The Independent Self-Governing Trade Union ‘Solidarity’, or Polish Solidarność, is a trade union federation established in 1980 at the Gdańsk Shipyard in Poland under the leadership of Lech Walesa. Solidarity became the first independent labour union in the Soviet bloc, achieving a membership of more than nine million people by September 1981.
Solidarity was a broad social movement using the methods of civil resistance to advance workers’ rights and effect social change. Throughout 1981 Solidarity conducted a series of controlled strikes in its appeal for economic reforms, free elections, and for the involvement of trade unions in decision-making.
In December 1981 the Polish government imposed martial law in an attempt to stamp out the Solidarity movement. Its leaders were arrested, and the union was declared illegal and formally dissolved by parliament in October 1982. However, it continued as an underground organisation.
In 1988 renewed labour unrest spread across Poland, with government recognition of Solidarity among the demands. In April 1989 the government agreed to legalise Solidarity and allow it to participate in free elections. By the end of August a Solidarity-led coalition government was formed. In
December 1990 Walesa became the first freely-elected president of Poland in 50 years.
The donor of this badge, Peter Stanley, writes:
The turmoil in Poland was a big deal in the early 1980s, and many
people felt a great admiration for Lech Walesa and Jerzy Popieluszko

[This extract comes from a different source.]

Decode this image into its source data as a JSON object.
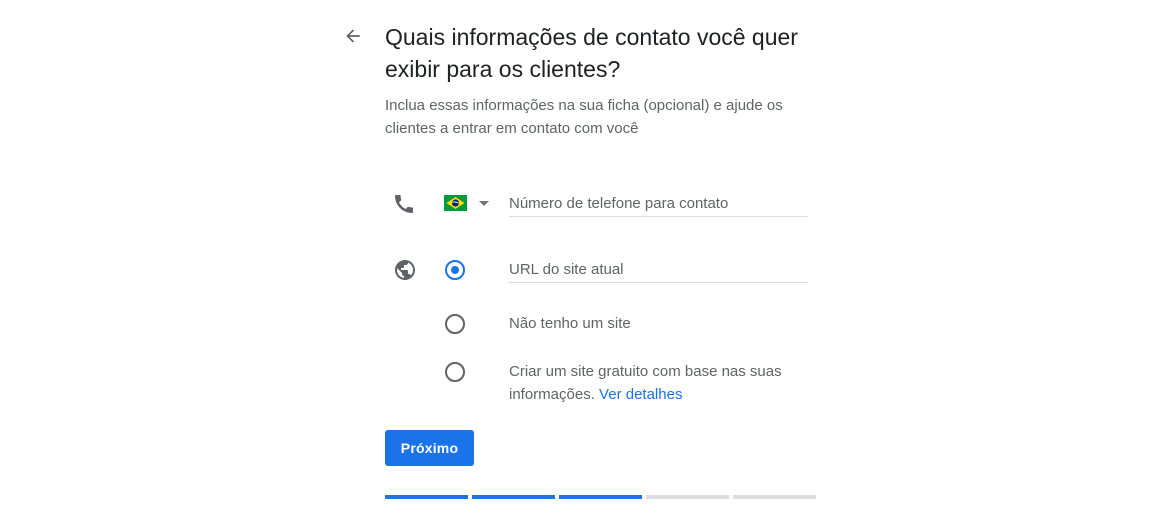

and the resistance against Poland’s martial law. I didn’t wear the
badge myself, though.